There are strong suspicions from the community of Umlazi that a drug turf war is behind the killing of six men in a mass shooting.
On Monday afternoon, seven armed men opened fire at a house in the Sthaba informal settlement, Umlazi N-section, Durban. In the aftermath, six men died while two were seriously injured and taken to a nearby hospital for treatment.
Police have not released the names of the dead men yet.
The Witness visited the site where the men were killed.
Neighbours said that the house the men were sitting in is known as “Kwa-Merchant”, where people buy and smoke dagga.
The house is situated among densely packed corrugated iron shacks and about 10 metres down a very steep slope and as a result cars cannot get to the house.
Bongiwe Khumalo, who rents a nearby house with her two children and mother, said they are still shocked.
Khumalo said she was not at home when the shooting happened but arrived shortly afterwards and saw a line of bloodstained bodies.
“We have not slept since then because the police have left and we don’t know if these people will return or not. If it was up to me I would take my family and move to another place but it’s not that easy,” she said.
Khumalo said she briefly knew the men who died, as people in the small rental block kept to themselves.
Sanele Shabalala (35) was one of the men killed. He lived in Sthaba along with his family.
His father, Zamukuthula Radebe, said Shabalala left home to smoke at the house as he usually does.
“We heard incessant gunshots and everyone just went inside their homes. After a couple of minutes, the entire community was gathered outside that house,” said Radebe.
He said some young boys told him that his son was hurt and he needed to go up to the house.
“I found his lifeless body just outside the house, which means he was making a run for it but they shot him,” said an emotional Radebe.
He said Shabalala was unemployed and usually got temporary jobs every now and then.
Radebe said he knew his son’s nickname was “Xhwele”, which meant that he smoked. “We knew he smoked but it was never something serious that would make him a target for police, the community or anything like that. He was a good boy that maybe got in with the wrong crowd of friends,” he said.
Thoko Zikhali is the grandmother of Andile Zikhali (31), who was also killed.
She said after the gunshots there were people who came to her house and told her Andile was dead.
“I could not go down to the house because the terrain was horrible so we waited in the rain until the police came with his body and I could identify him,” she said.
The grandmother and Andile lived together. Even though Andile was unemployed, Zikhali said he took care of food and necessities around the house.
Andile is originally from uMhlabuyalingana and after dropping out of school in his matric year, he moved to Durban to live with his grandmother and look for employment.
He had a five-year-old daughter back at home, she said.
Zikhali said she has heard the drug allegations that have surrounded the mass shooting.

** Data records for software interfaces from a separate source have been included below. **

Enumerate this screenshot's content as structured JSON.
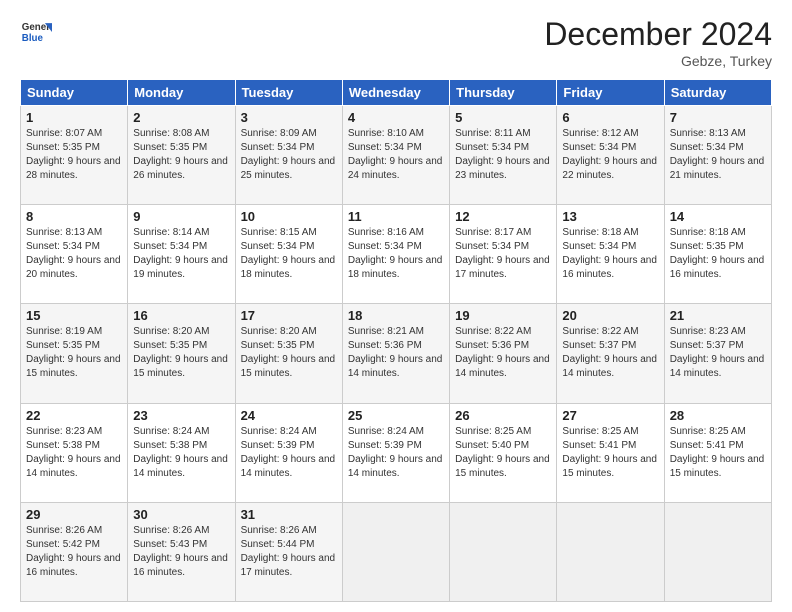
{
  "header": {
    "logo_line1": "General",
    "logo_line2": "Blue",
    "month": "December 2024",
    "location": "Gebze, Turkey"
  },
  "weekdays": [
    "Sunday",
    "Monday",
    "Tuesday",
    "Wednesday",
    "Thursday",
    "Friday",
    "Saturday"
  ],
  "weeks": [
    [
      {
        "day": "1",
        "sunrise": "8:07 AM",
        "sunset": "5:35 PM",
        "daylight": "9 hours and 28 minutes."
      },
      {
        "day": "2",
        "sunrise": "8:08 AM",
        "sunset": "5:35 PM",
        "daylight": "9 hours and 26 minutes."
      },
      {
        "day": "3",
        "sunrise": "8:09 AM",
        "sunset": "5:34 PM",
        "daylight": "9 hours and 25 minutes."
      },
      {
        "day": "4",
        "sunrise": "8:10 AM",
        "sunset": "5:34 PM",
        "daylight": "9 hours and 24 minutes."
      },
      {
        "day": "5",
        "sunrise": "8:11 AM",
        "sunset": "5:34 PM",
        "daylight": "9 hours and 23 minutes."
      },
      {
        "day": "6",
        "sunrise": "8:12 AM",
        "sunset": "5:34 PM",
        "daylight": "9 hours and 22 minutes."
      },
      {
        "day": "7",
        "sunrise": "8:13 AM",
        "sunset": "5:34 PM",
        "daylight": "9 hours and 21 minutes."
      }
    ],
    [
      {
        "day": "8",
        "sunrise": "8:13 AM",
        "sunset": "5:34 PM",
        "daylight": "9 hours and 20 minutes."
      },
      {
        "day": "9",
        "sunrise": "8:14 AM",
        "sunset": "5:34 PM",
        "daylight": "9 hours and 19 minutes."
      },
      {
        "day": "10",
        "sunrise": "8:15 AM",
        "sunset": "5:34 PM",
        "daylight": "9 hours and 18 minutes."
      },
      {
        "day": "11",
        "sunrise": "8:16 AM",
        "sunset": "5:34 PM",
        "daylight": "9 hours and 18 minutes."
      },
      {
        "day": "12",
        "sunrise": "8:17 AM",
        "sunset": "5:34 PM",
        "daylight": "9 hours and 17 minutes."
      },
      {
        "day": "13",
        "sunrise": "8:18 AM",
        "sunset": "5:34 PM",
        "daylight": "9 hours and 16 minutes."
      },
      {
        "day": "14",
        "sunrise": "8:18 AM",
        "sunset": "5:35 PM",
        "daylight": "9 hours and 16 minutes."
      }
    ],
    [
      {
        "day": "15",
        "sunrise": "8:19 AM",
        "sunset": "5:35 PM",
        "daylight": "9 hours and 15 minutes."
      },
      {
        "day": "16",
        "sunrise": "8:20 AM",
        "sunset": "5:35 PM",
        "daylight": "9 hours and 15 minutes."
      },
      {
        "day": "17",
        "sunrise": "8:20 AM",
        "sunset": "5:35 PM",
        "daylight": "9 hours and 15 minutes."
      },
      {
        "day": "18",
        "sunrise": "8:21 AM",
        "sunset": "5:36 PM",
        "daylight": "9 hours and 14 minutes."
      },
      {
        "day": "19",
        "sunrise": "8:22 AM",
        "sunset": "5:36 PM",
        "daylight": "9 hours and 14 minutes."
      },
      {
        "day": "20",
        "sunrise": "8:22 AM",
        "sunset": "5:37 PM",
        "daylight": "9 hours and 14 minutes."
      },
      {
        "day": "21",
        "sunrise": "8:23 AM",
        "sunset": "5:37 PM",
        "daylight": "9 hours and 14 minutes."
      }
    ],
    [
      {
        "day": "22",
        "sunrise": "8:23 AM",
        "sunset": "5:38 PM",
        "daylight": "9 hours and 14 minutes."
      },
      {
        "day": "23",
        "sunrise": "8:24 AM",
        "sunset": "5:38 PM",
        "daylight": "9 hours and 14 minutes."
      },
      {
        "day": "24",
        "sunrise": "8:24 AM",
        "sunset": "5:39 PM",
        "daylight": "9 hours and 14 minutes."
      },
      {
        "day": "25",
        "sunrise": "8:24 AM",
        "sunset": "5:39 PM",
        "daylight": "9 hours and 14 minutes."
      },
      {
        "day": "26",
        "sunrise": "8:25 AM",
        "sunset": "5:40 PM",
        "daylight": "9 hours and 15 minutes."
      },
      {
        "day": "27",
        "sunrise": "8:25 AM",
        "sunset": "5:41 PM",
        "daylight": "9 hours and 15 minutes."
      },
      {
        "day": "28",
        "sunrise": "8:25 AM",
        "sunset": "5:41 PM",
        "daylight": "9 hours and 15 minutes."
      }
    ],
    [
      {
        "day": "29",
        "sunrise": "8:26 AM",
        "sunset": "5:42 PM",
        "daylight": "9 hours and 16 minutes."
      },
      {
        "day": "30",
        "sunrise": "8:26 AM",
        "sunset": "5:43 PM",
        "daylight": "9 hours and 16 minutes."
      },
      {
        "day": "31",
        "sunrise": "8:26 AM",
        "sunset": "5:44 PM",
        "daylight": "9 hours and 17 minutes."
      },
      null,
      null,
      null,
      null
    ]
  ],
  "labels": {
    "sunrise": "Sunrise:",
    "sunset": "Sunset:",
    "daylight": "Daylight:"
  }
}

“Andile smoked like all boys do but he never told me that he had enemies or anything like that. No one has ever come to my house searching for Andile in a bad way, this was all so sudden and shocking,” she said.
Professor Nkabinde, chairperson of the Umlazi Community Police Forum, said there was a serious drug problem in the area and police were overwhelmed.
Nkabinde said it is worrying that mass shootings are becoming frequent in the area.
Police said no arrests have been made yet.